Scan the lines below; pull out those with "true".

[Web page and app entries]
+ + +

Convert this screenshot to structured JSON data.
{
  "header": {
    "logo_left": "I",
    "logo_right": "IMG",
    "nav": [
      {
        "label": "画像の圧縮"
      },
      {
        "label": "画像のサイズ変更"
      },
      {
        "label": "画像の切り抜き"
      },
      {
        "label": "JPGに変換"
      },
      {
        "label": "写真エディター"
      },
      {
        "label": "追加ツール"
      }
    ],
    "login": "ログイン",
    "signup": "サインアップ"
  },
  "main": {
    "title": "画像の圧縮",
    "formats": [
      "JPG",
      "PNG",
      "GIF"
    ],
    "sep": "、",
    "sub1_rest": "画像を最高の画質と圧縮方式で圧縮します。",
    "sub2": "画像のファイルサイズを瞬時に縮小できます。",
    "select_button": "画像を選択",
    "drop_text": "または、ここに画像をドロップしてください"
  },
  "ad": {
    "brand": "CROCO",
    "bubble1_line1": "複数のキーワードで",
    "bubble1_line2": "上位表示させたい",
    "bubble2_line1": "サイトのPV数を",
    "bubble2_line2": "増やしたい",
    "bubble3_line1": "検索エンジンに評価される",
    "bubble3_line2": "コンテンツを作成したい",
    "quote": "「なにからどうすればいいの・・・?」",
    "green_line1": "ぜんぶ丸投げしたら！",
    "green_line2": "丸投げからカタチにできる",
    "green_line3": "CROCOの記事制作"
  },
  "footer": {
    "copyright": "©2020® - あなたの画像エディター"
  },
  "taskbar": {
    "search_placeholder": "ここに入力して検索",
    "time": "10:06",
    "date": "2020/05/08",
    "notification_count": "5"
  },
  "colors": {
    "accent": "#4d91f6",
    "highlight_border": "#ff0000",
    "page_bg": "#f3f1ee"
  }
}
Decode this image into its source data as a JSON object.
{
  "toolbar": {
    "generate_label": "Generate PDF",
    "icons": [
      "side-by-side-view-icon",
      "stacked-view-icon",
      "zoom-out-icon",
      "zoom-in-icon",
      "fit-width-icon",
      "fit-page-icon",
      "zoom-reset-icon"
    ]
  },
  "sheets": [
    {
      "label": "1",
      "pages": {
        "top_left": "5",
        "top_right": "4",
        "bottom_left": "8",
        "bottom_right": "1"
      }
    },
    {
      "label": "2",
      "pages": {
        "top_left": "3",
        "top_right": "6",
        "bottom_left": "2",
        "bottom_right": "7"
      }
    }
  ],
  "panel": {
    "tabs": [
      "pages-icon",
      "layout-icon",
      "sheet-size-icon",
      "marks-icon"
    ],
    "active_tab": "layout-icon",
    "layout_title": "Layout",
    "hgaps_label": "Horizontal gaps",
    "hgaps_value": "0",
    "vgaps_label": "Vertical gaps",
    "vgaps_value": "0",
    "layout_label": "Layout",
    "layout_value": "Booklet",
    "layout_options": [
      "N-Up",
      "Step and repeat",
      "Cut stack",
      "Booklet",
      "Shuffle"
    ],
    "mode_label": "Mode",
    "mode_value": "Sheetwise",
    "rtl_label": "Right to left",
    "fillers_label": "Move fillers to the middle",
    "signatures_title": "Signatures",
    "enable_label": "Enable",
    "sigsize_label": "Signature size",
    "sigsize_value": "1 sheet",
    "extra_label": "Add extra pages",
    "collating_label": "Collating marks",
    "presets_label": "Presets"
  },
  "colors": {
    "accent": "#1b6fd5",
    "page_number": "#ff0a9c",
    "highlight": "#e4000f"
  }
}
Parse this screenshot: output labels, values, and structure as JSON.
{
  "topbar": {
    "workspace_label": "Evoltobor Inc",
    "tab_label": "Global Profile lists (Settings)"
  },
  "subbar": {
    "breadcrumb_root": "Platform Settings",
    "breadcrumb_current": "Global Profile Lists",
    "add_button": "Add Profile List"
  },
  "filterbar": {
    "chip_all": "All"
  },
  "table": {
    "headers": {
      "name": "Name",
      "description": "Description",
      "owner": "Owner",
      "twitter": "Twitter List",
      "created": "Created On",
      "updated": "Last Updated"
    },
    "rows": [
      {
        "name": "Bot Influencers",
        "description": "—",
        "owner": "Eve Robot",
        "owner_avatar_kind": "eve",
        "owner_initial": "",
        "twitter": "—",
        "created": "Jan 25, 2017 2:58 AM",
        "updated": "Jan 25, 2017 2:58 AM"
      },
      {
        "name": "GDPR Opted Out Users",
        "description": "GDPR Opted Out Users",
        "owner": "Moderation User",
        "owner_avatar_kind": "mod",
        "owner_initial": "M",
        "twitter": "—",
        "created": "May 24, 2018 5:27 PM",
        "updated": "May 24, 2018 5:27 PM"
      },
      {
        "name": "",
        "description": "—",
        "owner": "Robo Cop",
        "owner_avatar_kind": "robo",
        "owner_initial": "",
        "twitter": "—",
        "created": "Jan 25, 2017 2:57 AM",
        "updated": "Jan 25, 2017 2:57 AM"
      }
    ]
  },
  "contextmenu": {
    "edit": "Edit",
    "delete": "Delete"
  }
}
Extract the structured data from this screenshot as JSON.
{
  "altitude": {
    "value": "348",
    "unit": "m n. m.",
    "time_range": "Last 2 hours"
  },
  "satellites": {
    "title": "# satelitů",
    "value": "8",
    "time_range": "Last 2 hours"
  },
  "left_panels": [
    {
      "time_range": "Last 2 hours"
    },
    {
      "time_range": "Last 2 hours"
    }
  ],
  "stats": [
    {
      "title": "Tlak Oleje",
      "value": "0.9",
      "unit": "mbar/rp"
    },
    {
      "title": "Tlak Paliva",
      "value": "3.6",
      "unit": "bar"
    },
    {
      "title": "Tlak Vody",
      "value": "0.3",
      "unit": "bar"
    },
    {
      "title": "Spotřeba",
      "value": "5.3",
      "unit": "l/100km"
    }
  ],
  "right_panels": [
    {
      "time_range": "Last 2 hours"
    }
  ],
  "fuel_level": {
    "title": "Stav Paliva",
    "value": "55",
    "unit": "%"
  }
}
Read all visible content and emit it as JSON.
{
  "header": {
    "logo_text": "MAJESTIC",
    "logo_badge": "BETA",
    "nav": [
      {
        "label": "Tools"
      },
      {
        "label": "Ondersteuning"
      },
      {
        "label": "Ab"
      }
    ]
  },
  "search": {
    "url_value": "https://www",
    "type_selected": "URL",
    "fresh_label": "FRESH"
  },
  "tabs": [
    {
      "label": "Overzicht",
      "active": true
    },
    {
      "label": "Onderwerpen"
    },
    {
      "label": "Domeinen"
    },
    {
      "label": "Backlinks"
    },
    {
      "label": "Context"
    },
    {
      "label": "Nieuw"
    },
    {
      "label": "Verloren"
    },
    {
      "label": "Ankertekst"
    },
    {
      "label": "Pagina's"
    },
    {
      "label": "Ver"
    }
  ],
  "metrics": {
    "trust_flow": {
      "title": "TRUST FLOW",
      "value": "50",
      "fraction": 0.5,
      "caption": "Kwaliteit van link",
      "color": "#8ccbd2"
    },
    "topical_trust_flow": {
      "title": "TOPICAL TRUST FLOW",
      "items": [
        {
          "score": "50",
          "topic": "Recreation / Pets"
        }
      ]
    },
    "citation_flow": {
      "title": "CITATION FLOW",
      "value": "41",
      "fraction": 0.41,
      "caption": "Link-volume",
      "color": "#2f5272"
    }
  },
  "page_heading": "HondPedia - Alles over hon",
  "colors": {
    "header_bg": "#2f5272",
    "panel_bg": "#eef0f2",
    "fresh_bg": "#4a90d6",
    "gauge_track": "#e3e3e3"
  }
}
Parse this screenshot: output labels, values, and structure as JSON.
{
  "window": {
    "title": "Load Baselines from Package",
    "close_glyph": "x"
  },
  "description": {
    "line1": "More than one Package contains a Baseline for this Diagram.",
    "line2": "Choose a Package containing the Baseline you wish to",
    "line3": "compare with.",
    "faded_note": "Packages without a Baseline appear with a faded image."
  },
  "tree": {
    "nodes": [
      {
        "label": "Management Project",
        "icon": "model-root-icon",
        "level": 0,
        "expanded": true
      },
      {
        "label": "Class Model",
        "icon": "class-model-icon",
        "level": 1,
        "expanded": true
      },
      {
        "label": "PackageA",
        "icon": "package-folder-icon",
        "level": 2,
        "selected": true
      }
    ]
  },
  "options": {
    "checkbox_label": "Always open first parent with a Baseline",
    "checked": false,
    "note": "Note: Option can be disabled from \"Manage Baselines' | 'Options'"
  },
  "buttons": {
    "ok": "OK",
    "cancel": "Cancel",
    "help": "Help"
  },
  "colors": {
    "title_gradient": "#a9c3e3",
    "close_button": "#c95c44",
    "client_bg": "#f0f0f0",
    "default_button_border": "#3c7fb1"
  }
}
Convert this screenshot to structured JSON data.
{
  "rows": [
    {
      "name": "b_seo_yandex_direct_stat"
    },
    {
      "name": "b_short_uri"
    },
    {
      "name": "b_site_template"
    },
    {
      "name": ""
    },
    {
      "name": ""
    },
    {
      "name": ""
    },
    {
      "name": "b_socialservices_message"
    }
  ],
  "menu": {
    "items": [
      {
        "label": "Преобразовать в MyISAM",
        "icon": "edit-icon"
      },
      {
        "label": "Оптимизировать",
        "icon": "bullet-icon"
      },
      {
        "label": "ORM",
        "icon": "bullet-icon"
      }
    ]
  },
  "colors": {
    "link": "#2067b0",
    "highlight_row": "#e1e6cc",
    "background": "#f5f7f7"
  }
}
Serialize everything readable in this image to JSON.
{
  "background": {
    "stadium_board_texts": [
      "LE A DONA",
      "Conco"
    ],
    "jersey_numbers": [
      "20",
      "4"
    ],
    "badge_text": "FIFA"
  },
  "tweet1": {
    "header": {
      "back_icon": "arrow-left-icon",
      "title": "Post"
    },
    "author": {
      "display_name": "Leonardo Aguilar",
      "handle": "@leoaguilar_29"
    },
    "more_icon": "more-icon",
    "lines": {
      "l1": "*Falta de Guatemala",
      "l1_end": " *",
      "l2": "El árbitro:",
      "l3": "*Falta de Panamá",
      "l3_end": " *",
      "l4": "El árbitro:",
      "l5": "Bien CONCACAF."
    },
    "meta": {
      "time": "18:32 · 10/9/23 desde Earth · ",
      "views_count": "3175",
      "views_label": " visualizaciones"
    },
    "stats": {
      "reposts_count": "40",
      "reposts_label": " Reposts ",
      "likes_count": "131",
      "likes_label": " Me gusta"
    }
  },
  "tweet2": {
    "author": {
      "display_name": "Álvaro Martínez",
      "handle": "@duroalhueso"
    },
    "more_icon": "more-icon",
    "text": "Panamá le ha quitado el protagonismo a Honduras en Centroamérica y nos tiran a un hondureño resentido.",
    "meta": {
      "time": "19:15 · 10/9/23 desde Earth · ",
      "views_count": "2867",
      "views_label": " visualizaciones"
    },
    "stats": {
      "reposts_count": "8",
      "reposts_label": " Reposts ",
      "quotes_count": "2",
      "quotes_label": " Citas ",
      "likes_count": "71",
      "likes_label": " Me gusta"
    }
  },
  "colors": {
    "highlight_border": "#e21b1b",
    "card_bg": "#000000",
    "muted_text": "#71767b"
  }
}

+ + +

▶ [Your response]:
      "active": true
        "expanded": true
        "expanded": true
        "selected": true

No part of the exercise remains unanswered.